If only one could say the same for Nacho Duato’s dour Prelude, created for the company in 2011, shortly after the Spanish choreographer was recruited by the Mikhailovsky to fill the post of artistic director (he lasted three years but is still listed as choreographer in residence). According to the program, Prelude is about “the meeting of classical ballet and contemporary dance.” It’s certainly a mish-mash: of musical styles, of imagery, of emotions. Gloomily lit – it’s contemporary, remember! – its musical backdrop skips from arias by Handel to orchestral music by Benjamin Britten and Beethoven and back again. (The orchestra has quite a workout over the course of the evening, which might explain some slight wobbles, particularly in Class Concert.)
An ensemble of women haunts the rear of the stage; they flail their arms, rock back and forth and wrap themselves in the folds of their voluminous gauzy skirts – shades of Jiri Kylian’s Bella Figura. Several couples launch into contrasting pas de deux. One of these, performed on pointe, is confrontational and sharp, another, more tortured and grappling (this one is danced off-pointe). Leonid Sarafanov has a solo full of tormented bends and twists that leaves him prostrate on a pile of fabric, upon which he is later dragged across the stage. The chandelier from Flames of Paris makes an appearance – why not? – as does the back curtain from the second act of Giselle, though here, it is held up by two dancers so that another dancer can disappear behind it.
Like a lot of second-rate contemporary ballets Prelude is meandering, unstructured and has an only tangential relationship to the music. At its best, it creates striking stage pictures.

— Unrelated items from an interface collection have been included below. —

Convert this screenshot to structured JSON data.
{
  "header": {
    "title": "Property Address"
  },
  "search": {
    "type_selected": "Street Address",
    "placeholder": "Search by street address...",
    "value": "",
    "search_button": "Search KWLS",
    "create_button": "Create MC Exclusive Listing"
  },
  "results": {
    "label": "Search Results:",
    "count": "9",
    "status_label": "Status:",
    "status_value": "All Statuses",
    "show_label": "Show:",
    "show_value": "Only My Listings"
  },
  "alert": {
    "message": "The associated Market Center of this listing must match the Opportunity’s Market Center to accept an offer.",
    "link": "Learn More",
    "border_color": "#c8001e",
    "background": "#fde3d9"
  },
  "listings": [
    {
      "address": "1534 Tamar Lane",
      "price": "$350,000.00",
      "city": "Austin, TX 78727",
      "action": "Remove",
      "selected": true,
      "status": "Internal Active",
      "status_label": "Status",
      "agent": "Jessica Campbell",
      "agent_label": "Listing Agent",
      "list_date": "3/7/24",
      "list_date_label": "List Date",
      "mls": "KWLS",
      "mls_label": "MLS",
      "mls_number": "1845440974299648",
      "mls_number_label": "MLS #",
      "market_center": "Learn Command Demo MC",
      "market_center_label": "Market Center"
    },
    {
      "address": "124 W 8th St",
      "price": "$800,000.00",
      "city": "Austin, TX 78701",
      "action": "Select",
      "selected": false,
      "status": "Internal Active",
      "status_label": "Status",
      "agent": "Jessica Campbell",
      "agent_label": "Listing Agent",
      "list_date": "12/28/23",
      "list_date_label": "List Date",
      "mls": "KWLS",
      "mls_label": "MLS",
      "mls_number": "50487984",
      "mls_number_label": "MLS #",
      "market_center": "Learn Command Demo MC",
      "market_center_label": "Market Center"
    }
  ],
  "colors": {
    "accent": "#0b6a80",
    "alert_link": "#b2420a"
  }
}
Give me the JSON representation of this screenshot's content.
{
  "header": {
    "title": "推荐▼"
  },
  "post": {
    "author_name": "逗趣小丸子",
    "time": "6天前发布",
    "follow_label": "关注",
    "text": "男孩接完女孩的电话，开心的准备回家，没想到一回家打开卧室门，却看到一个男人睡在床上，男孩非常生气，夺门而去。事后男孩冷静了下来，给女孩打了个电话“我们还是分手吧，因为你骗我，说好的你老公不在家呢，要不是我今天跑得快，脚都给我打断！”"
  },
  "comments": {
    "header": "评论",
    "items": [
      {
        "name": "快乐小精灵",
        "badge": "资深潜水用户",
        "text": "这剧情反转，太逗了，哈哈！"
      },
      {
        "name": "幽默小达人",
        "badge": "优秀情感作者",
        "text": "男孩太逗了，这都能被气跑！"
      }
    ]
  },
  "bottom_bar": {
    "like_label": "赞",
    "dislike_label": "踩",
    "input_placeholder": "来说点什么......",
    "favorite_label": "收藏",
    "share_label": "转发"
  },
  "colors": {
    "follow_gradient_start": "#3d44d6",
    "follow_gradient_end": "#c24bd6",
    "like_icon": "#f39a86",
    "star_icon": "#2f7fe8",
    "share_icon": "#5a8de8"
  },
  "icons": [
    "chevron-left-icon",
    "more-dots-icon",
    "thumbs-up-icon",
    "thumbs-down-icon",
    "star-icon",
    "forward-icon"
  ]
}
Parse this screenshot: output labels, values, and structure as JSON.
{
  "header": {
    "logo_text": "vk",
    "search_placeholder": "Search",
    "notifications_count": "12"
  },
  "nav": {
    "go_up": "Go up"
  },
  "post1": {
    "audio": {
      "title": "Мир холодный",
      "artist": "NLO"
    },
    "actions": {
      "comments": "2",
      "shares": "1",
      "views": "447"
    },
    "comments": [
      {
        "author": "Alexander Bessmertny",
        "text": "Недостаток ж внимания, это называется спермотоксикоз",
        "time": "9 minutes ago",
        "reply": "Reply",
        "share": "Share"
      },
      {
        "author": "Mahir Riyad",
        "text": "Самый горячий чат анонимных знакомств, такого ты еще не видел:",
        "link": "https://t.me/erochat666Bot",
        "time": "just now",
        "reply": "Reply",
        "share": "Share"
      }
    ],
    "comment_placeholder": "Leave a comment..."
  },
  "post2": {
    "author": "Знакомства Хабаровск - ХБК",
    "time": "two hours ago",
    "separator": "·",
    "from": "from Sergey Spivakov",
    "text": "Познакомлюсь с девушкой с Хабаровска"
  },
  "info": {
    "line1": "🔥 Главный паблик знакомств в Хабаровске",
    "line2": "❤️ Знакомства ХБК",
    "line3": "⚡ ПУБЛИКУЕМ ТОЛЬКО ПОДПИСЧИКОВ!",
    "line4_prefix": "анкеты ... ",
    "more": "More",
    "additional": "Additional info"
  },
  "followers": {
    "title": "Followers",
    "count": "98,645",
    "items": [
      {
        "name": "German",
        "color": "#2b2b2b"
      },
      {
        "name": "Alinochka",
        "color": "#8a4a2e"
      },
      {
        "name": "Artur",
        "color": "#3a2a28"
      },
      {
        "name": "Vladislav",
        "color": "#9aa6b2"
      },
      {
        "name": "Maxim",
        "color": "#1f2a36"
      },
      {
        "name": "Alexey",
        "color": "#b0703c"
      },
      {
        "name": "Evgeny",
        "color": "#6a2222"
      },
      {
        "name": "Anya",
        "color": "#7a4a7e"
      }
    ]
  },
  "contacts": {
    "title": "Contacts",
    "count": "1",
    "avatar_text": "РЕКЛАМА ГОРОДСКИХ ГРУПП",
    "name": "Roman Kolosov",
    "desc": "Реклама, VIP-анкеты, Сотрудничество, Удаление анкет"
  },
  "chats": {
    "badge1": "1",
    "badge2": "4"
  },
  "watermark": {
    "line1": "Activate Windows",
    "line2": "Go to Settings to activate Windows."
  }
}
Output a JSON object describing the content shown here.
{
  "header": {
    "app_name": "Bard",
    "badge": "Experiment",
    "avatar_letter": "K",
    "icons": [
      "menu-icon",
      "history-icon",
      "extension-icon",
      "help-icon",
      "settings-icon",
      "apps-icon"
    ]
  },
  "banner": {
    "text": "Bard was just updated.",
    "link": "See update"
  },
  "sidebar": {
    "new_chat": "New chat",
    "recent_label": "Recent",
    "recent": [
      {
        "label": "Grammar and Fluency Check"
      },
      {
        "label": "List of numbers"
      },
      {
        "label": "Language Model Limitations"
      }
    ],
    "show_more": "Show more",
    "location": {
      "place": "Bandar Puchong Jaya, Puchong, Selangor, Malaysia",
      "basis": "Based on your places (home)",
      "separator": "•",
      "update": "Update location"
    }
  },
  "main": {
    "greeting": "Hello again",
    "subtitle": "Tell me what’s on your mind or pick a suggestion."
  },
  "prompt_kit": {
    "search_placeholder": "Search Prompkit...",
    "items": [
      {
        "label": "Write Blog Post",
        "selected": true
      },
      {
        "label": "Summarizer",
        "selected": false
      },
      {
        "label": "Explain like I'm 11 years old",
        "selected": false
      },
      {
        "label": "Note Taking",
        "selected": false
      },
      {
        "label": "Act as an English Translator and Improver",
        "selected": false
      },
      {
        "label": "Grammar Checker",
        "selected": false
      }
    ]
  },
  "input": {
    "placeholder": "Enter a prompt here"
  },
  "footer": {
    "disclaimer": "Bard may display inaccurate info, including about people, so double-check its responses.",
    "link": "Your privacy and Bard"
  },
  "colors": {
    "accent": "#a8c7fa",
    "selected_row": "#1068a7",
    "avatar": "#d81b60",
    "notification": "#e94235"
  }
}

But its function is more practical: it allows the dancers of this classical company to push beyond their usual range of movement. Like every company, the Mikhailovsky needs new work, to feed its dancers and its audiences. One can’t live on Giselle and Le Halte de Cavalerie alone. But these dancers deserve something better than Prelude.